Barbara Tiddi, PhD
German Primate Center

Approved:  December 2011

Original Abstract

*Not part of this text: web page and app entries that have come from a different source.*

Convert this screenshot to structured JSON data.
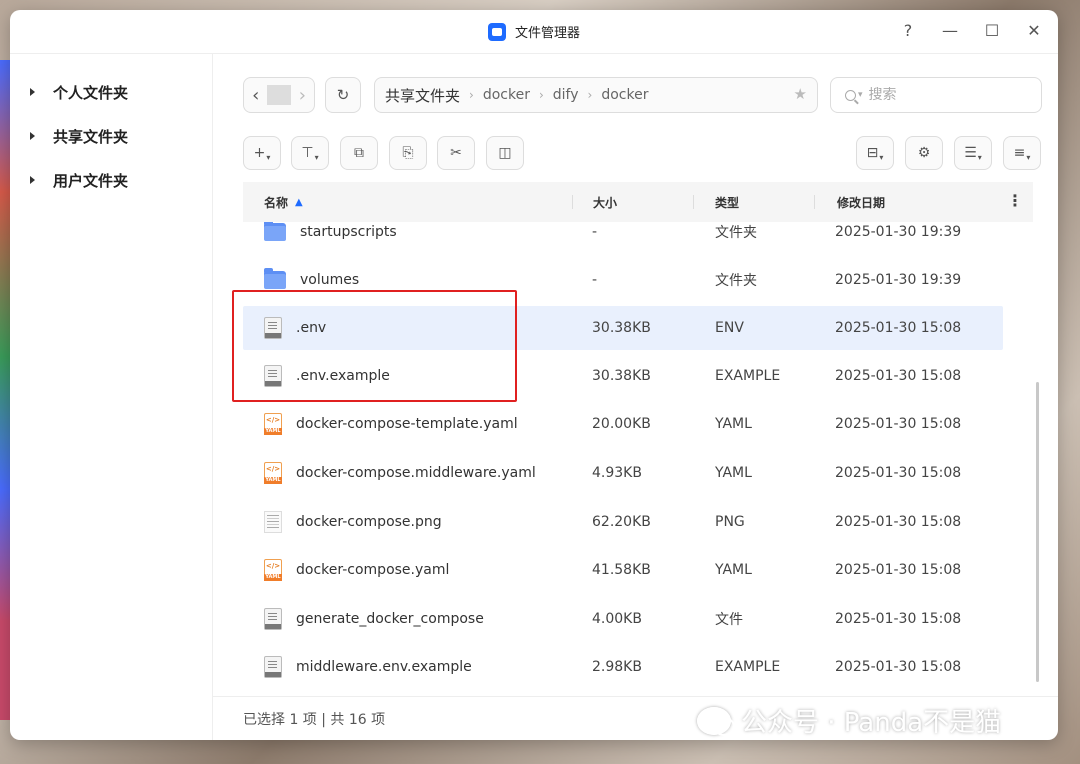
{
  "window": {
    "title": "文件管理器",
    "controls": [
      "?",
      "—",
      "☐",
      "✕"
    ]
  },
  "sidebar": {
    "items": [
      {
        "label": "个人文件夹"
      },
      {
        "label": "共享文件夹"
      },
      {
        "label": "用户文件夹"
      }
    ]
  },
  "nav": {
    "back": "‹",
    "forward": "›",
    "refresh": "↻"
  },
  "breadcrumb": [
    "共享文件夹",
    "docker",
    "dify",
    "docker"
  ],
  "search": {
    "placeholder": "搜索"
  },
  "toolbar": {
    "icons": [
      "plus-icon",
      "upload-icon",
      "copy-icon",
      "paste-icon",
      "cut-icon",
      "duplicate-icon",
      "briefcase-icon",
      "gear-icon",
      "list-view-icon",
      "sort-icon"
    ]
  },
  "table": {
    "columns": [
      "名称",
      "大小",
      "类型",
      "修改日期"
    ],
    "rows": [
      {
        "name": "startupscripts",
        "size": "-",
        "type": "文件夹",
        "date": "2025-01-30 19:39",
        "icon": "folder"
      },
      {
        "name": "volumes",
        "size": "-",
        "type": "文件夹",
        "date": "2025-01-30 19:39",
        "icon": "folder"
      },
      {
        "name": ".env",
        "size": "30.38KB",
        "type": "ENV",
        "date": "2025-01-30 15:08",
        "icon": "doc",
        "selected": true
      },
      {
        "name": ".env.example",
        "size": "30.38KB",
        "type": "EXAMPLE",
        "date": "2025-01-30 15:08",
        "icon": "doc"
      },
      {
        "name": "docker-compose-template.yaml",
        "size": "20.00KB",
        "type": "YAML",
        "date": "2025-01-30 15:08",
        "icon": "yaml"
      },
      {
        "name": "docker-compose.middleware.yaml",
        "size": "4.93KB",
        "type": "YAML",
        "date": "2025-01-30 15:08",
        "icon": "yaml"
      },
      {
        "name": "docker-compose.png",
        "size": "62.20KB",
        "type": "PNG",
        "date": "2025-01-30 15:08",
        "icon": "png"
      },
      {
        "name": "docker-compose.yaml",
        "size": "41.58KB",
        "type": "YAML",
        "date": "2025-01-30 15:08",
        "icon": "yaml"
      },
      {
        "name": "generate_docker_compose",
        "size": "4.00KB",
        "type": "文件",
        "date": "2025-01-30 15:08",
        "icon": "doc"
      },
      {
        "name": "middleware.env.example",
        "size": "2.98KB",
        "type": "EXAMPLE",
        "date": "2025-01-30 15:08",
        "icon": "doc"
      }
    ]
  },
  "status": {
    "text": "已选择 1 项 | 共 16 项"
  },
  "watermark": {
    "text": "公众号 · Panda不是猫"
  },
  "colors": {
    "accent": "#1e6bff",
    "selected_row": "#e9f0fd",
    "highlight_box": "#e02020",
    "folder": "#5d8ff4"
  }
}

The present project focuses on aspects of female mating strategies in a species which has been described as exhibiting "female choice". In particular, this research investigates whether female tufted capuchin monkeys (Cebus apella nigritus) adopt specific mating strategies to solve potential conflicts with both males and other females. In examining conflicts with males, the study asks: do capuchin females convey behavioral and acoustic sexual signals via graded-systems?; do females adopt strategies to confuse paternity? Considering conflicts with other females, the study focuses on the following questions: do females compete directly and indirectly  to mate with the alpha male? Do females compete indirectly by engaging in non-conceptive mating?. Tufted capuchin females show at least two features that make them an ideal system from which to examine human sexual behavior from a comparative perspective. First, capuchin females, like human females, solicit their mates mainly through behavioral and vocal cues. Second, capuchin females are extremely active in soliciting males, contrasting with traditional portrayals of females as passive partners. Likewise, the production of effective mate-attracting behaviors has been proposed to be a prevalent component female mating strategies of intrasexual mate competition in humans. Therefore, studies examining mating strategies in a primate species with similar patterns of sexual behaviours and sexual signaling will provide a better model for understanding sexual signaling and mating strategies among humans. The study will be conducted on three wild groups of tufted capuchin monkeys over two mating seasons in Iguaz˙ National Park, Argentina. Factors influencing female mating strategies will be examined by integrating behavioral observations on mating patterns and sexual behaviors with analyses of reproductive hormonal profiles and bio-acoustic analysis of proceptivity calls.

AuthorH Gregory